After mounting pressure from animal rights groups such as PETA, American beer giant Anheuser-Busch have stopped docking the tails of its iconic Clydesdales.
The company behind Budweiser issued a statement that read in part, “the practice of equine tail docking was discontinued earlier this year.” The company had been under fire for the practice, which essentially amputates the lower bony portion of the tail so that it won’t interfere with the harness or wagon. “Docking” goes back centuries and across other breeds of horses, but the famous Clydesdales, long a fan favourite for their heartwarming appearances in Super Bowl commercials, will now be spared.
In addition to the pain of such a procedure, docking also stops horses from being able to flick away flies and other insects, and communicating with each other. The brewery brand made the announcement last week and the mainstream press quickly galloped away with the story.

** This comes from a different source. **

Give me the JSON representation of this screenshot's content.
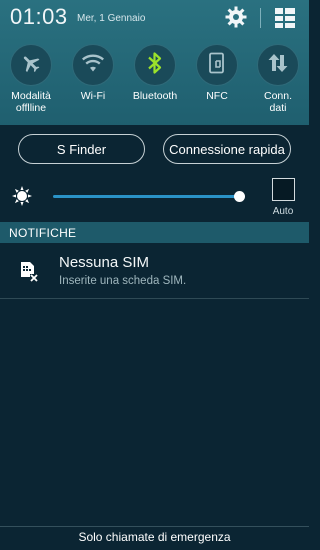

According to the company’s website, the Clydesdales made their debut in 1933 when two six-horse teams pulled beer wagons through the streets of New York to mark the end of Prohibition. Currently, a team of eight horses pull the wagon in appearances around the United States. Since the 1950s, Dalmatians have traveled with the Budweiser Clydesdales hitch, proudly perched atop the wagon next to the driver.
Adding to the company’s new pro-animal bona fides is official recognition from the American Humane Society, which issued this statement on the same day that Budweiser announced its ban on tail docking. “Today announced the certification of the iconic Budweiser Clydesdales and Dalmatians of Anheuser-Busch. The distinction of American Humane Certified™ identifies that Anheuser-Busch has met American Humane’s comprehensive, science-based standards for animal welfare and humane treatment of animals.”
Horse lovers can now drink their Bud without guilt.